Skip to main content

EY's 2015 Youth Entrepreneur of the Year

The following is from Dagim Girma, a marketing and communications intern at BMV.

My name is Dagim Girma. I’m 19 years old and I’ve been a serial entrepreneur since I can remember. I started my first business when I was 9. In my junior year of high school, I created a sports media company called The Audible, a website that creates and publishes content for young sports fans by young sports fans.

In just a few years, we’ve grown from an operation run by five of my closest friends to a site that’s received over half a million unique visitors. While we cover all things sports, our true mission is to promote career advancement and entrepreneurialism.

The Audible has taken me on a remarkable journey. I’ve been invited to the White House to speak with President Obama. I’ve worked with leaders like Sean “Diddy” Combs, Kevin Plank and Richard Fairbank. And in 2015, I was named the 2015 EY Global Youth Entrepreneur of the Year. During this roller coaster, I’ve learned many things that I want to share with budding entrepreneurs.

Here are five of them:

Your customers are your most powerful weapons

As a young entrepreneur, it’s easy to become short-sighted and fixated on an idea that you believe in. Early on, I spent far too much time trying to develop and execute concepts that were flawed to some degree or another. This hard-headed mentality led to delays and time that would have been much better spent elsewhere. I eventually realized that secret to moving forward required me to looks beyond myself and towards my consumers.

In order to get on and stay on a path towards success, you have to engage your customers early and often. Dave Gerhardt of Drift recently wrote a blog on this.  In addition to things product development, customers can help you hone areas like marketing. Consumers today have an incredible ability to influence their networks, which can have a tremendous impact on your market. One way we learned to harness this power at The Audible was by establishing brand ambassador programs. This ended up being the most important piece of our growth. Our team of brand ambassadors who would engage with their networks, ultimately expanding our own.

Don’t fear failure

Failure is neither a bad or a good thing. Ultimately, you will be judged on how you learn from your failures and evolve. Failure provides the opportunity for you to reassess, evaluate and iterate. This can promote innovation and lead to your next success. Every single successful business and entrepreneur has failed at some point.

In the early months at The Audible, we decided to release massive content projects that didn’t receive traffic. By analyzing this failure, we were able to make the appropriate adjustments and saw tremendous success from the rejiggered approach. I wouldn’t say you should welcome failure, but I believe that as an entrepreneur you should always look to learn from mistakes.

It’s true: age is just a number

Apart from the rare under-18 tech genius, entrepreneurship can seem like a path dominated by adults. According to the Kauffman Foundation, the median age of a founder of a high growth company is 40. Yet, those adult years are the riskiest. So why aren’t there more young entrepreneurs out there? In large part, we are not exposed to entrepreneurship in education. Even in college, in order to “learn” how to become an entrepreneur you have to select a specific course path.  That needs to change, and in time, I’m confident that it will.

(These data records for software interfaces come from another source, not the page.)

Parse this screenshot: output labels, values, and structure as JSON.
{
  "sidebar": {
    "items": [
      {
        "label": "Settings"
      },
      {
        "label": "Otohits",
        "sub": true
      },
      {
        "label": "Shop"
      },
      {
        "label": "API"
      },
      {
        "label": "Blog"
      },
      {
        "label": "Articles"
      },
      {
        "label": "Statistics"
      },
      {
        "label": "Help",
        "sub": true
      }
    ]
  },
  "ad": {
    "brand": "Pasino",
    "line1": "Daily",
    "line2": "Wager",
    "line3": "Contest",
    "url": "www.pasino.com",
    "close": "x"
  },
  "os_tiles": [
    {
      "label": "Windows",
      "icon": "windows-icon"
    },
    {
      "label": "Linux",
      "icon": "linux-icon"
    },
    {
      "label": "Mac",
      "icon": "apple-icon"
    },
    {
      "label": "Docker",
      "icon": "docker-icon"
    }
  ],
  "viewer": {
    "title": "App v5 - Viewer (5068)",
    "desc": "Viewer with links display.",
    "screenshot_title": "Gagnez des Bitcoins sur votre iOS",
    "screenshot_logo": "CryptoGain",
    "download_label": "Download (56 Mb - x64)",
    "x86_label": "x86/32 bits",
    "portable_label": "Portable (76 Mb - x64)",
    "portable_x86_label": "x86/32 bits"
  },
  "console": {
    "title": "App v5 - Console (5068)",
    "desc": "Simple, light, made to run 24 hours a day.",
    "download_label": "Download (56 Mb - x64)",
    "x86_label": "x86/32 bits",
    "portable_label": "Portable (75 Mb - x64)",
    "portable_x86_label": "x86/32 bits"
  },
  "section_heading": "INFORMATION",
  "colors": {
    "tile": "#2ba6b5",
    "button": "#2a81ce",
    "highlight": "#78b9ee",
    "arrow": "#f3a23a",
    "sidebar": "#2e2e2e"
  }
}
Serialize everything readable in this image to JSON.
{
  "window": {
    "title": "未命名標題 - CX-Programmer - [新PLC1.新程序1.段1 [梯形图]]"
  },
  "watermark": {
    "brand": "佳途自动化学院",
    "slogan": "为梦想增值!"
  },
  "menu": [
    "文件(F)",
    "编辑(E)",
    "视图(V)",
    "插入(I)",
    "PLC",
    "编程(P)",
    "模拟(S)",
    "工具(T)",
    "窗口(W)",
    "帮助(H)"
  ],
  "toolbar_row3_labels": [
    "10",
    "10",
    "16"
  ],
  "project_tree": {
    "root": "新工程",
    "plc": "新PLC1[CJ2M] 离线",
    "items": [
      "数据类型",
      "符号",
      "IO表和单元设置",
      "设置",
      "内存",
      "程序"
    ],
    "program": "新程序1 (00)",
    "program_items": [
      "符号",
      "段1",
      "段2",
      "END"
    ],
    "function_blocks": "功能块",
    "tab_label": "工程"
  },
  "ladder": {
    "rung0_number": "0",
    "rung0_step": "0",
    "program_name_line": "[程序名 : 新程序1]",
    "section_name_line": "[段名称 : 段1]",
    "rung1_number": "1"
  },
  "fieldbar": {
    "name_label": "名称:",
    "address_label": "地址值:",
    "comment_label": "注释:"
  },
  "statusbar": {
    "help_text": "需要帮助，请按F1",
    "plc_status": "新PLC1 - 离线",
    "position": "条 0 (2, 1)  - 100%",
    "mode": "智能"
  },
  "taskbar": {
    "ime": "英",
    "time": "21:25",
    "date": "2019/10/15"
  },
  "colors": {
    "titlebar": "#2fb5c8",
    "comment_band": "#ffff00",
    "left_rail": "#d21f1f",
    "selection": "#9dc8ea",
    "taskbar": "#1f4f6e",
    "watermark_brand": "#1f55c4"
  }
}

As a young person, here’s my advice: turn your true passions into your business. I live by the motto Y.O.L.O (You Only Live Once). While it might be cliched it reminds me to always strive for my passions. Never let your age become a roadblock.  Continue to set dreams and goals and go for them. When it comes down to the finish line, success won’t be defined by your age.

Network, network, & network some more

Every entrepreneur knows the importance of networking. It’s truly not what you know, but who you know in this ecosystem. Building and cultivating connections is vital to growth. From my business mentors, I’ve learned how to become an effective networker and this has allowed me to build an extensive Rolodex of people, from Fortune 500 CEOs to local business leaders. These connections have helped me grow my business, innovate internally, and constantly grow as an entrepreneur.

The most important networking you can do is looking for your team. Finding people who share your passions and drive can be incredibly challenging. Networking increases your ability to run into like-minded people and eventually meet people that you can be part of your dream team.

Change the World

A bit optimistic? Of course. But it’s more about the mindset. You should never look at business/entrepreneurship as a means to material gains. Bill Gates didn’t look at a computer and see fancy homes, Ferraris, or Lambos. He saw something that he could revolutionize and affect people’s’ lives with. Entrepreneurship and your entrepreneurial journey should be molded by the concept of just that — making people’s lives better.

“The people who are crazy enough to think they can change the world are the ones who do” – Steve Jobs.

What are the 5 most important things you’ve learned along your entrepreneurial journey? We’d love to hear from you!

Leave a Reply

Close Menu

About BMV

Phone: (617) 564-0446
75 State Street, Suite 100
Boston, Massachusetts 02109